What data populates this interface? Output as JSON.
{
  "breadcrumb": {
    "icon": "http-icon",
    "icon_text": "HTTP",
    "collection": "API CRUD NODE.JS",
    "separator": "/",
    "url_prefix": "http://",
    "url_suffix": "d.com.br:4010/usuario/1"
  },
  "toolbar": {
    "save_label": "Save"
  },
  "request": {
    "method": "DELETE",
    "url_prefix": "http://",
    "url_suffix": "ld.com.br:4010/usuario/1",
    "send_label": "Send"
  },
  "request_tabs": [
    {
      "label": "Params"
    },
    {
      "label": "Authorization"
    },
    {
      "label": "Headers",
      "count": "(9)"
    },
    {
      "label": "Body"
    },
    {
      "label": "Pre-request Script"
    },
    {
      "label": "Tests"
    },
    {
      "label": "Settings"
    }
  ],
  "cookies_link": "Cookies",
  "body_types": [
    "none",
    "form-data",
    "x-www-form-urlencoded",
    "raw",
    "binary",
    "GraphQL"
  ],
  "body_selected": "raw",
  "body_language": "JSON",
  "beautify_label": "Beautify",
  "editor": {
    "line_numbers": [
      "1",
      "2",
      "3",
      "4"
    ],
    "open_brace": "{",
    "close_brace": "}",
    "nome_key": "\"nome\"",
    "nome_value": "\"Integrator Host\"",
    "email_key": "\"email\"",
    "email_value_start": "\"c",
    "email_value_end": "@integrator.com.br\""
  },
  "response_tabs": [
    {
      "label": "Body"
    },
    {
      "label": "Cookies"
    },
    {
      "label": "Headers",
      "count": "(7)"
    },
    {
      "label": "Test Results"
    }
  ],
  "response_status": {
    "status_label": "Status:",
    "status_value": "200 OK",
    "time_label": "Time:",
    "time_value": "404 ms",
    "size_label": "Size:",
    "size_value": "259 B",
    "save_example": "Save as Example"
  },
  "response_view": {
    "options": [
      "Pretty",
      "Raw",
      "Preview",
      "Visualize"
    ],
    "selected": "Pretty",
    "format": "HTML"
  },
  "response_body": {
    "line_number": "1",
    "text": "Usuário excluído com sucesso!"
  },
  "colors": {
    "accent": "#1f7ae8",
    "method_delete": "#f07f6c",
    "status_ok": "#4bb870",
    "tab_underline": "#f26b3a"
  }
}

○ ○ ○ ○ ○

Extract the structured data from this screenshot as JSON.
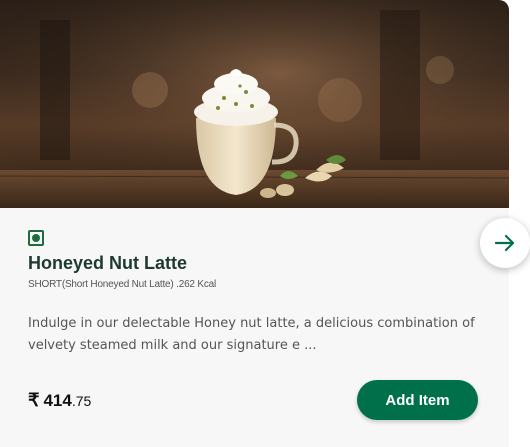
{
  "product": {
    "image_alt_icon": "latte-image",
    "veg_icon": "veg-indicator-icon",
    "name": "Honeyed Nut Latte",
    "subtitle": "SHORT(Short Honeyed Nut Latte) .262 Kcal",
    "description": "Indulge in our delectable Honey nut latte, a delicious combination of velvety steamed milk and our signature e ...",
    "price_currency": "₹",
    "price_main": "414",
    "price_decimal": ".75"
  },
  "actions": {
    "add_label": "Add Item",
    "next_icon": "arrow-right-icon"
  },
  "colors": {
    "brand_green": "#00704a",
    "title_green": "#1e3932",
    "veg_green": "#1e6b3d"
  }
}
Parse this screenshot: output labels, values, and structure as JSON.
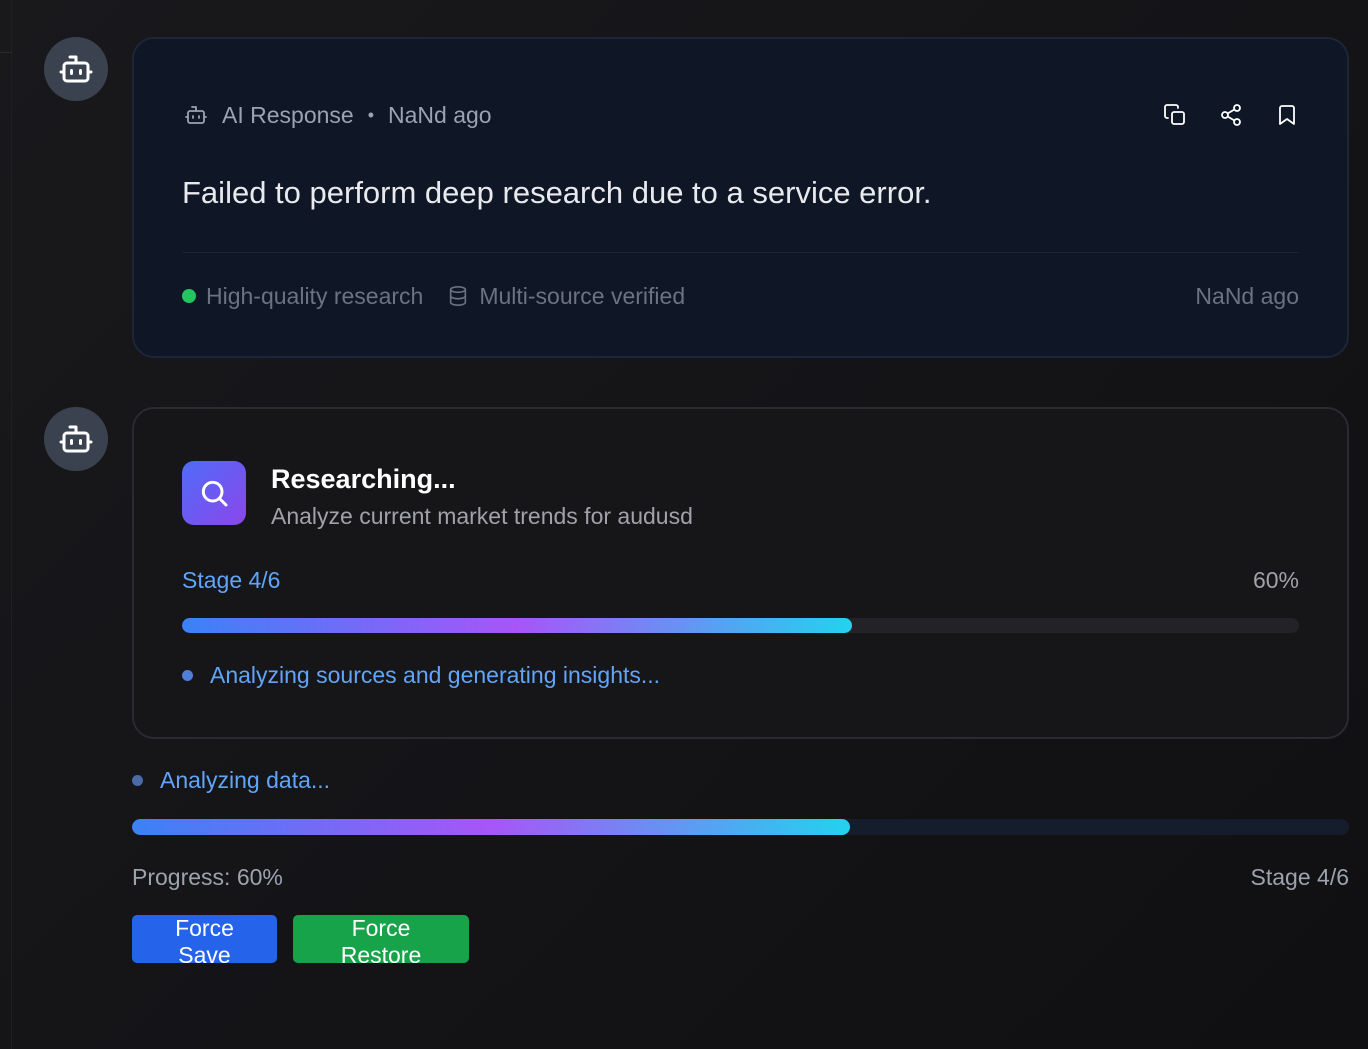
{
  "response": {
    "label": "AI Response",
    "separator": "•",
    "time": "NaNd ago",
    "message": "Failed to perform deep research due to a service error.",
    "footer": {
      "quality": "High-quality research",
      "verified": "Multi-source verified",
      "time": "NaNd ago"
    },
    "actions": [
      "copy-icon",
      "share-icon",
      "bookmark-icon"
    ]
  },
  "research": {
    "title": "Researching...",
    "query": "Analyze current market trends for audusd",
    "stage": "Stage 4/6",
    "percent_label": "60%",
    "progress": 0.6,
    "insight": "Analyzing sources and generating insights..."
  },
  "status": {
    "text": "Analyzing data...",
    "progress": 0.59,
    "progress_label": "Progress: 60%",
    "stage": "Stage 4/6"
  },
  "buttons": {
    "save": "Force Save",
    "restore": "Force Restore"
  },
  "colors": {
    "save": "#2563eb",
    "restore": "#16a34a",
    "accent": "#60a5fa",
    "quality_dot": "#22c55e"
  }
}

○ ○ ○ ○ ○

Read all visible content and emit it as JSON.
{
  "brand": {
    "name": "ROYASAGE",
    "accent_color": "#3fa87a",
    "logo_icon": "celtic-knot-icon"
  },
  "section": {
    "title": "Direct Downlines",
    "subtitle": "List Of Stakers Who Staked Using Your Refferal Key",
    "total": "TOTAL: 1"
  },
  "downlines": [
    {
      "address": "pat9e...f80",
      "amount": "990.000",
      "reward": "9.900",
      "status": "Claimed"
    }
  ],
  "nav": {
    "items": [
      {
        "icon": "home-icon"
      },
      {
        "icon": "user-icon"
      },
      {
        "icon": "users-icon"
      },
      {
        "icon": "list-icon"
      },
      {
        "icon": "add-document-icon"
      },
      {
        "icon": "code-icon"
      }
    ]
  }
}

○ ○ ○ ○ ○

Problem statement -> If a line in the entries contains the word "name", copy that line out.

Solution to this problem ->
    "name": "Honeyed Nut Latte",
    "name": "ROYASAGE",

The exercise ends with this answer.